[Records from a data collection]
####
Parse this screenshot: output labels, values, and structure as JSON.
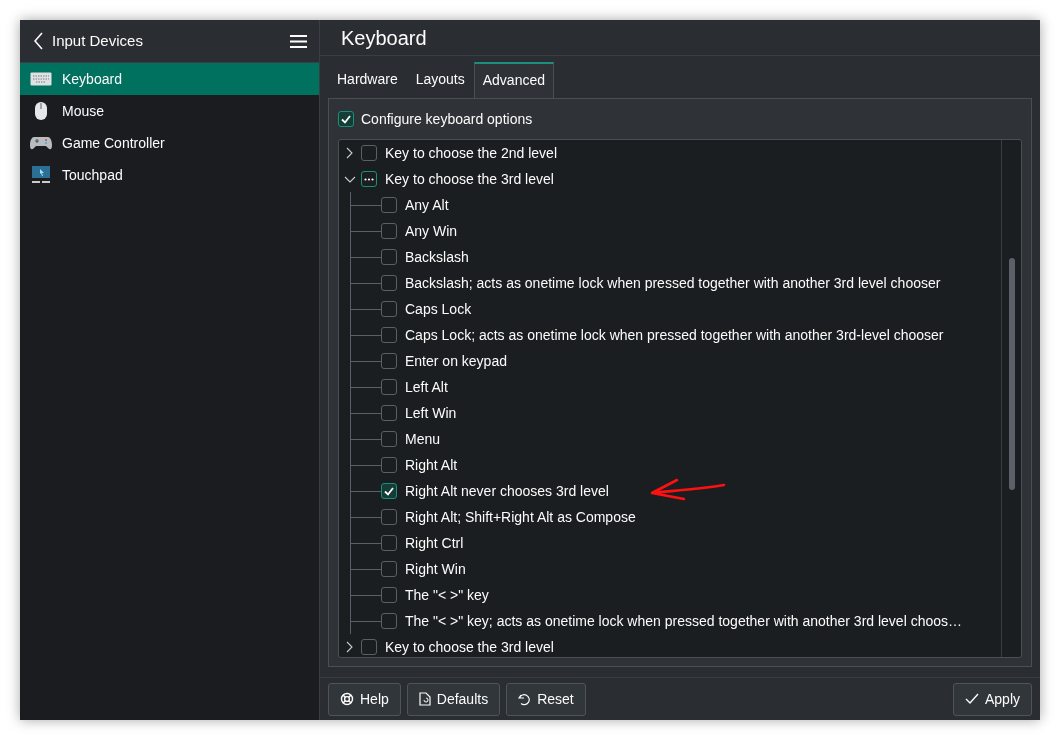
{
  "sidebar": {
    "title": "Input Devices",
    "items": [
      {
        "label": "Keyboard",
        "kind": "keyboard",
        "selected": true
      },
      {
        "label": "Mouse",
        "kind": "mouse",
        "selected": false
      },
      {
        "label": "Game Controller",
        "kind": "gamepad",
        "selected": false
      },
      {
        "label": "Touchpad",
        "kind": "touchpad",
        "selected": false
      }
    ]
  },
  "page_title": "Keyboard",
  "tabs": [
    {
      "label": "Hardware",
      "selected": false
    },
    {
      "label": "Layouts",
      "selected": false
    },
    {
      "label": "Advanced",
      "selected": true
    }
  ],
  "configure_option": {
    "label": "Configure keyboard options",
    "checked": true
  },
  "options_tree": [
    {
      "label": "Key to choose the 2nd level",
      "expanded": false,
      "partial": false
    },
    {
      "label": "Key to choose the 3rd level",
      "expanded": true,
      "partial": true,
      "children": [
        {
          "label": "Any Alt",
          "checked": false
        },
        {
          "label": "Any Win",
          "checked": false
        },
        {
          "label": "Backslash",
          "checked": false
        },
        {
          "label": "Backslash; acts as onetime lock when pressed together with another 3rd level chooser",
          "checked": false
        },
        {
          "label": "Caps Lock",
          "checked": false
        },
        {
          "label": "Caps Lock; acts as onetime lock when pressed together with another 3rd-level chooser",
          "checked": false
        },
        {
          "label": "Enter on keypad",
          "checked": false
        },
        {
          "label": "Left Alt",
          "checked": false
        },
        {
          "label": "Left Win",
          "checked": false
        },
        {
          "label": "Menu",
          "checked": false
        },
        {
          "label": "Right Alt",
          "checked": false
        },
        {
          "label": "Right Alt never chooses 3rd level",
          "checked": true
        },
        {
          "label": "Right Alt; Shift+Right Alt as Compose",
          "checked": false
        },
        {
          "label": "Right Ctrl",
          "checked": false
        },
        {
          "label": "Right Win",
          "checked": false
        },
        {
          "label": "The \"< >\" key",
          "checked": false
        },
        {
          "label": "The \"< >\" key; acts as onetime lock when pressed together with another 3rd level choos…",
          "checked": false
        }
      ]
    },
    {
      "label": "Key to choose the 3rd level",
      "expanded": false,
      "partial": false
    }
  ],
  "buttons": [
    {
      "label": "Help",
      "kind": "help"
    },
    {
      "label": "Defaults",
      "kind": "defaults"
    },
    {
      "label": "Reset",
      "kind": "reset"
    },
    {
      "label": "Apply",
      "kind": "apply"
    }
  ]
}
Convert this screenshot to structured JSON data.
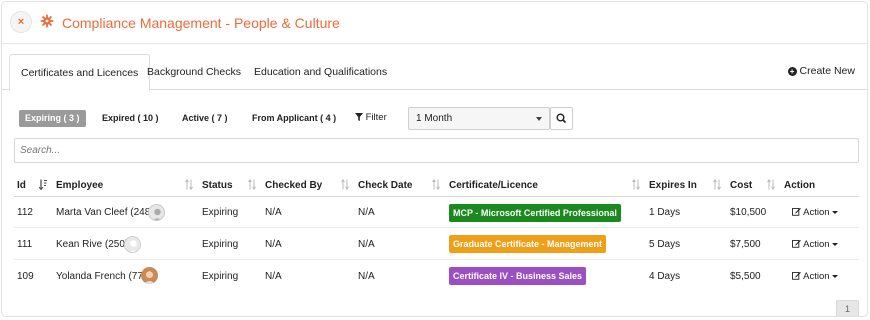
{
  "header": {
    "close_label": "×",
    "title": "Compliance Management - People & Culture",
    "accent_color": "#ee6a3a"
  },
  "tabs": [
    {
      "label": "Certificates and Licences",
      "active": true
    },
    {
      "label": "Background Checks",
      "active": false
    },
    {
      "label": "Education and Qualifications",
      "active": false
    }
  ],
  "create_new_label": "Create New",
  "filters": {
    "pills": [
      {
        "label": "Expiring ( 3 )",
        "active": true
      },
      {
        "label": "Expired ( 10 )",
        "active": false
      },
      {
        "label": "Active ( 7 )",
        "active": false
      },
      {
        "label": "From Applicant ( 4 )",
        "active": false
      }
    ],
    "filter_label": "Filter",
    "period_selected": "1 Month"
  },
  "search": {
    "placeholder": "Search...",
    "value": ""
  },
  "table": {
    "columns": [
      "Id",
      "Employee",
      "Status",
      "Checked By",
      "Check Date",
      "Certificate/Licence",
      "Expires In",
      "Cost",
      "Action"
    ],
    "rows": [
      {
        "id": "112",
        "employee": "Marta Van Cleef (248)",
        "status": "Expiring",
        "checked_by": "N/A",
        "check_date": "N/A",
        "certificate": "MCP - Microsoft Certified Professional",
        "certificate_color": "#1a8a1e",
        "expires_in": "1 Days",
        "cost": "$10,500",
        "action": "Action"
      },
      {
        "id": "111",
        "employee": "Kean Rive (250)",
        "status": "Expiring",
        "checked_by": "N/A",
        "check_date": "N/A",
        "certificate": "Graduate Certificate - Management",
        "certificate_color": "#f0a018",
        "expires_in": "5 Days",
        "cost": "$7,500",
        "action": "Action"
      },
      {
        "id": "109",
        "employee": "Yolanda French (77)",
        "status": "Expiring",
        "checked_by": "N/A",
        "check_date": "N/A",
        "certificate": "Certificate IV - Business Sales",
        "certificate_color": "#9b4fc1",
        "expires_in": "4 Days",
        "cost": "$5,500",
        "action": "Action"
      }
    ]
  },
  "pagination": {
    "current_page": "1"
  }
}
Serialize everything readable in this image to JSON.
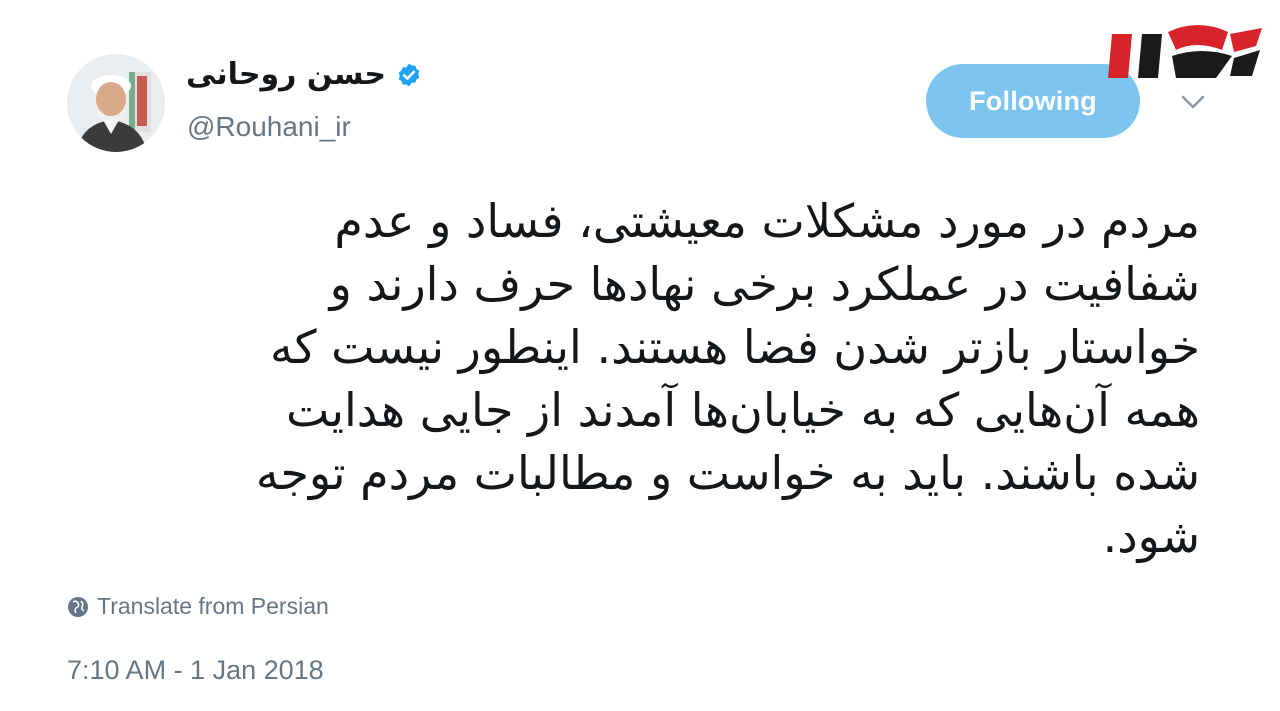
{
  "tweet": {
    "author": {
      "display_name": "حسن روحانی",
      "handle": "@Rouhani_ir",
      "verified": true
    },
    "follow_button_label": "Following",
    "text": "مردم در مورد مشکلات معیشتی، فساد و عدم\nشفافیت در عملکرد برخی نهادها حرف دارند و\nخواستار بازتر شدن فضا هستند. اینطور نیست که\nهمه آن‌هایی که به خیابان‌ها آمدند از جایی هدایت\nشده باشند. باید به خواست و مطالبات مردم توجه\nشود.",
    "translate_label": "Translate from Persian",
    "timestamp": "7:10 AM - 1 Jan 2018"
  },
  "icons": {
    "verified": "verified-badge-icon",
    "caret": "chevron-down-icon",
    "globe": "globe-icon"
  },
  "colors": {
    "accent": "#1da1f2",
    "follow_button": "#7dc5ee",
    "text": "#14171a",
    "secondary_text": "#657786",
    "brand_red": "#d8232a"
  }
}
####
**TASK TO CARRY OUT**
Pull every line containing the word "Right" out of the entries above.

**REPLY TO THE TASK**
          "label": "Right Alt",
          "label": "Right Alt never chooses 3rd level",
          "label": "Right Alt; Shift+Right Alt as Compose",
          "label": "Right Ctrl",
          "label": "Right Win",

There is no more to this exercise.